#### Task brief:
Below are the records; pull every line that includes "location".

#### Records contained in a dataset:
-=-=-

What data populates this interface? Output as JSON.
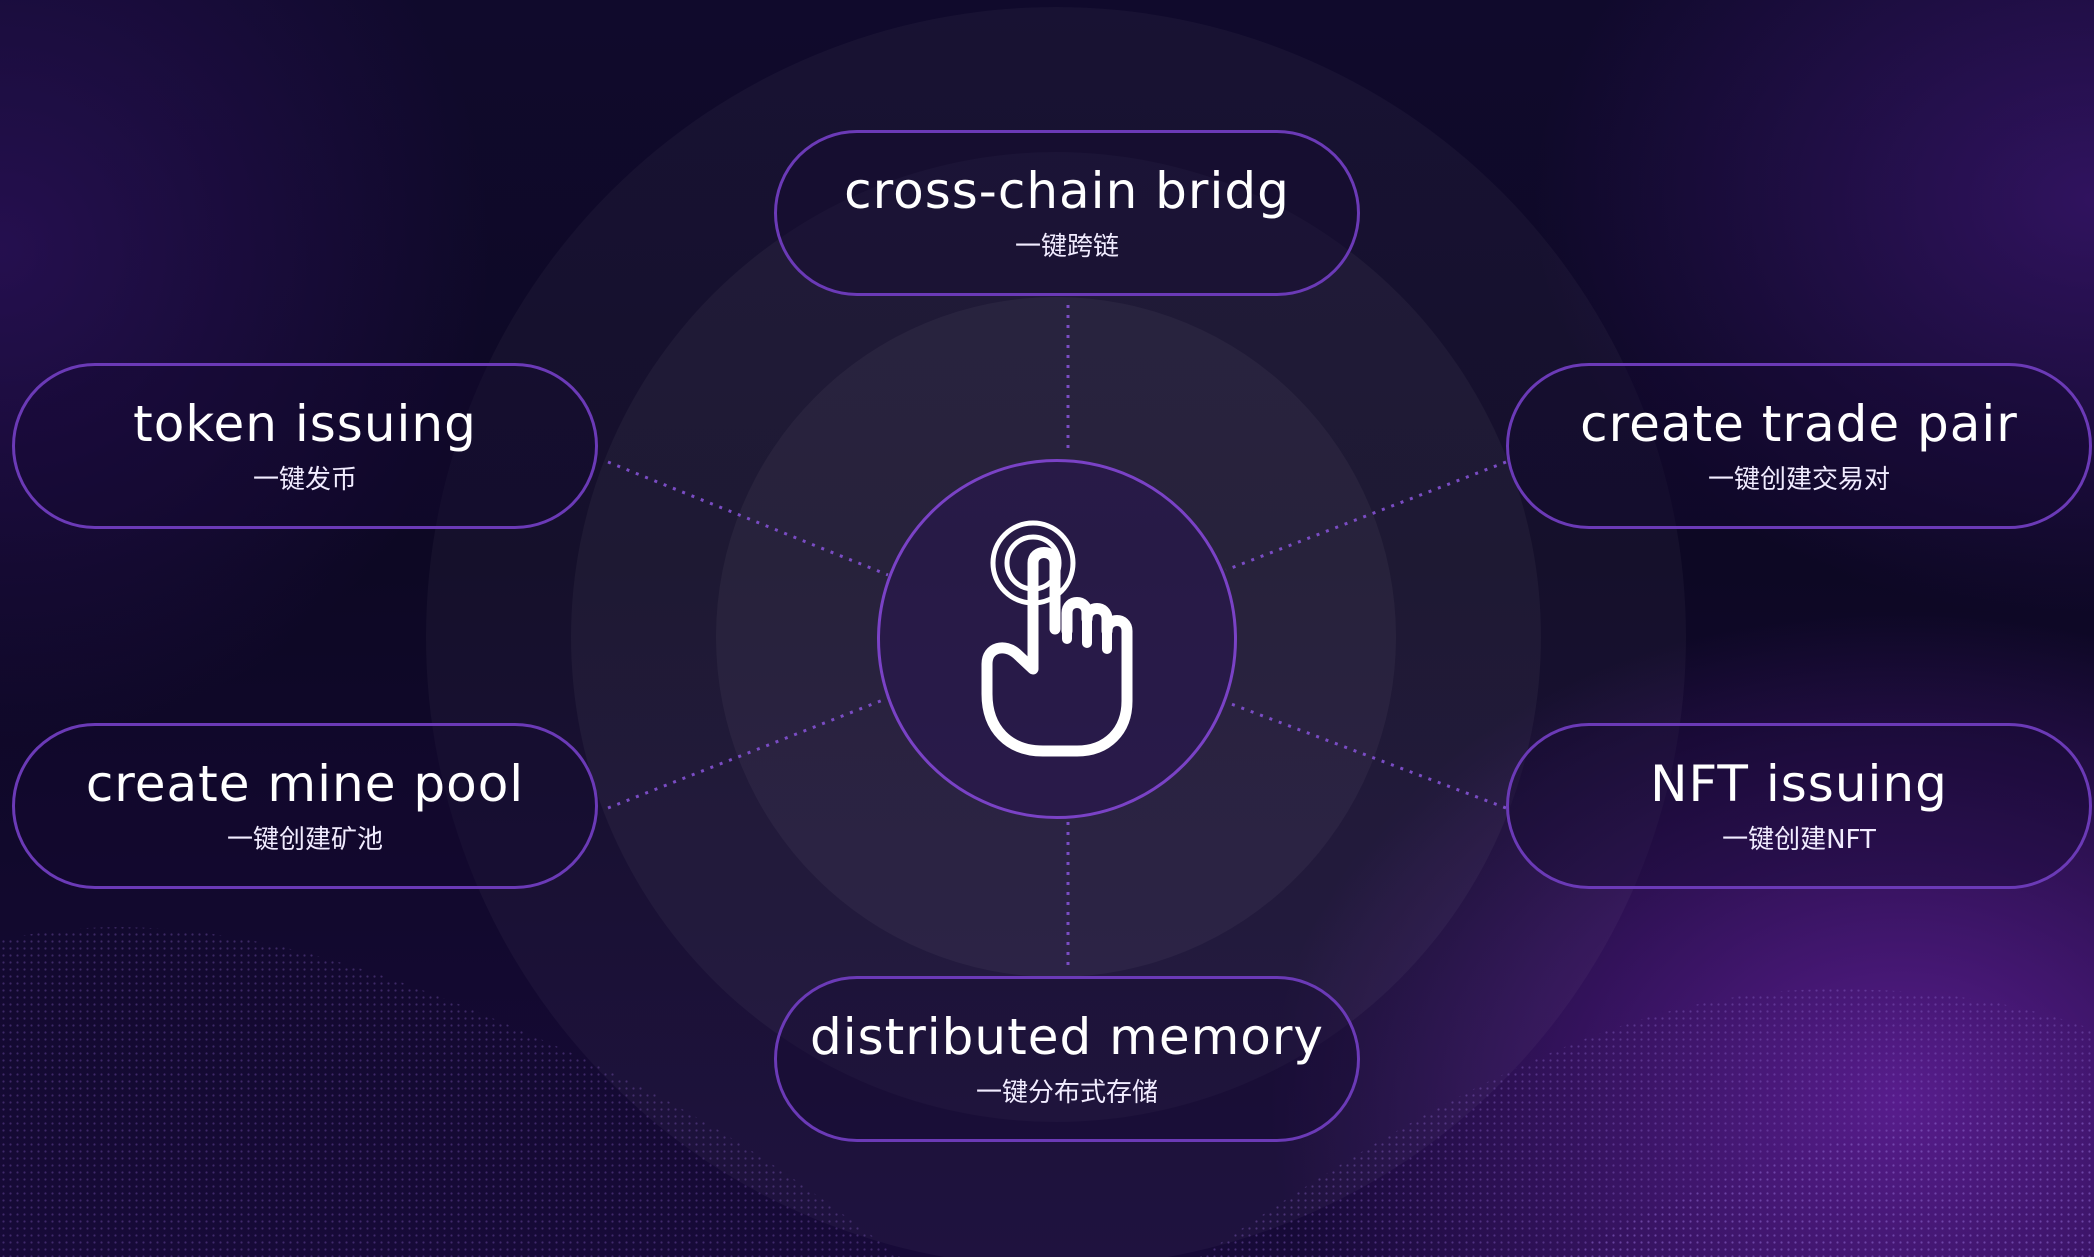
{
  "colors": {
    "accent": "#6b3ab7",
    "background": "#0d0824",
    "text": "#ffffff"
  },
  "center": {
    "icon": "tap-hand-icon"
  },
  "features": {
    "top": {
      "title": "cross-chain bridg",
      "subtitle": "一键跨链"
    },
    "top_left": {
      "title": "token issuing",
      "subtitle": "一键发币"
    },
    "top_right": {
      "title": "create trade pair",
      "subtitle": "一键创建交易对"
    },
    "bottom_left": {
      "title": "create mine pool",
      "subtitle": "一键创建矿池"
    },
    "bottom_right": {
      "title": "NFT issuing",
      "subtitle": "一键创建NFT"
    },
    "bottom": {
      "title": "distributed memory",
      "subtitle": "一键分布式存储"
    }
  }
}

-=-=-

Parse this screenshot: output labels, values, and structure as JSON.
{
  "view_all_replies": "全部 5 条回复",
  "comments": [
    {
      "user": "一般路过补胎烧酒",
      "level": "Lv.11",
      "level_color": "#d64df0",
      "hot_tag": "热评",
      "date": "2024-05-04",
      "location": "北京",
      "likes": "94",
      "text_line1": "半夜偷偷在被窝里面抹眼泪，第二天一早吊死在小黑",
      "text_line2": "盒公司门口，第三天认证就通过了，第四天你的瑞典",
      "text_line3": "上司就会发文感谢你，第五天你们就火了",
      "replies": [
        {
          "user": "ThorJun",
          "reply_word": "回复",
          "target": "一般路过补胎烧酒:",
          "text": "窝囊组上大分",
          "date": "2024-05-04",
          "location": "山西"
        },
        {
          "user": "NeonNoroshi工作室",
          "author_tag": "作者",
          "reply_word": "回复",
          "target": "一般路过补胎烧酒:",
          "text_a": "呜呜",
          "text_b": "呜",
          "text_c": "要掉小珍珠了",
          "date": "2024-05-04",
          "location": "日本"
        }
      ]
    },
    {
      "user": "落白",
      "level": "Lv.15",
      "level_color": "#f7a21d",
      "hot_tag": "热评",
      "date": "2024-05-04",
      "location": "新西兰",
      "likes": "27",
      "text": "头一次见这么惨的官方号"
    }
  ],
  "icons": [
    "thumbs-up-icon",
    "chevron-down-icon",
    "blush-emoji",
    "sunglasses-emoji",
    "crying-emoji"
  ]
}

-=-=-

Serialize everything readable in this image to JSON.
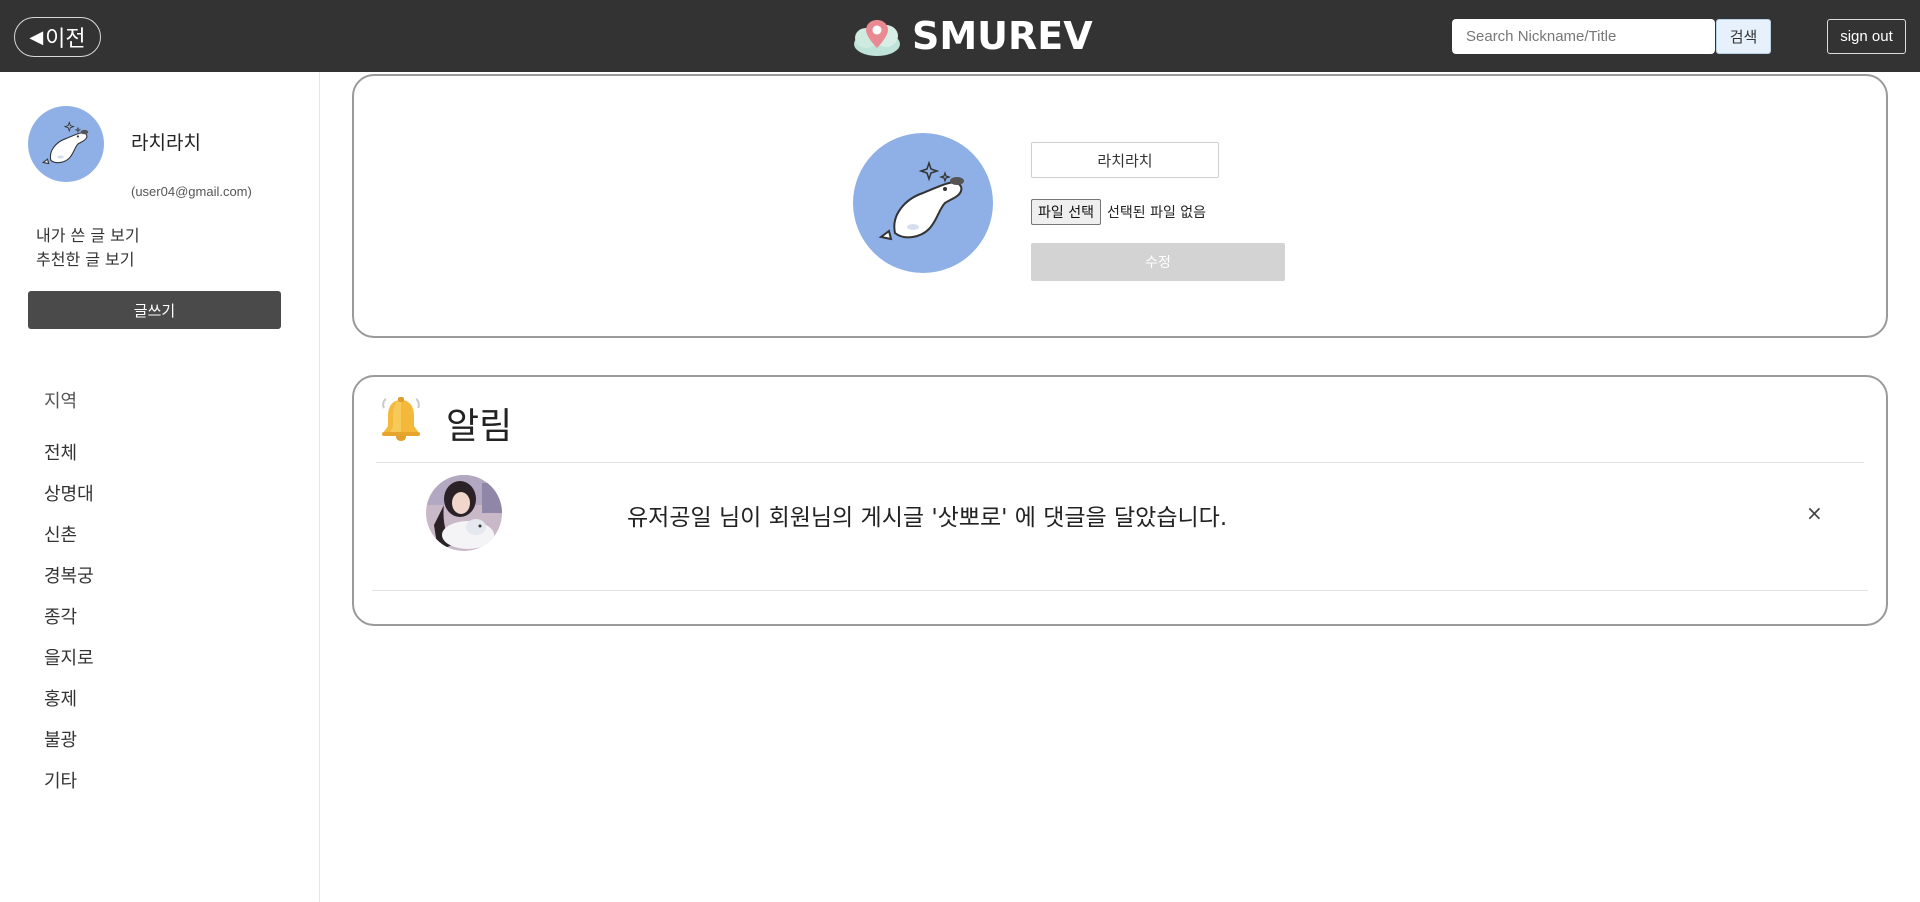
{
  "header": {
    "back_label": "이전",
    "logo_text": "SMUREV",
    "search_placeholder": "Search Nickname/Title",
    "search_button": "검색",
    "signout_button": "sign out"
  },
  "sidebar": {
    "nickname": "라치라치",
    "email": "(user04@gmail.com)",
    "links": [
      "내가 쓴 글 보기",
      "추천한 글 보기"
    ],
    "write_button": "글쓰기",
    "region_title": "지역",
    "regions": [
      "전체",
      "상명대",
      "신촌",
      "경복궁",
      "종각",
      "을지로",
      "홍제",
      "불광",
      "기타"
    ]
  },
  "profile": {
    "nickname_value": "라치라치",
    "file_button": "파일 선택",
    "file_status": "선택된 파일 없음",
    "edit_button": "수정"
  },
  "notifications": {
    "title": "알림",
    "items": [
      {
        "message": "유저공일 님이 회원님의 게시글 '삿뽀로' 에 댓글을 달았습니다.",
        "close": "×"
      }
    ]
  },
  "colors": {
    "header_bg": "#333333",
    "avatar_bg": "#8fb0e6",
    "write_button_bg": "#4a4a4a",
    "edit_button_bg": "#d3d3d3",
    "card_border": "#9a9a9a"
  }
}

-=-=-

#### Answer to the exercise:
      "location": "北京",
          "location": "山西"
          "location": "日本"
      "location": "新西兰",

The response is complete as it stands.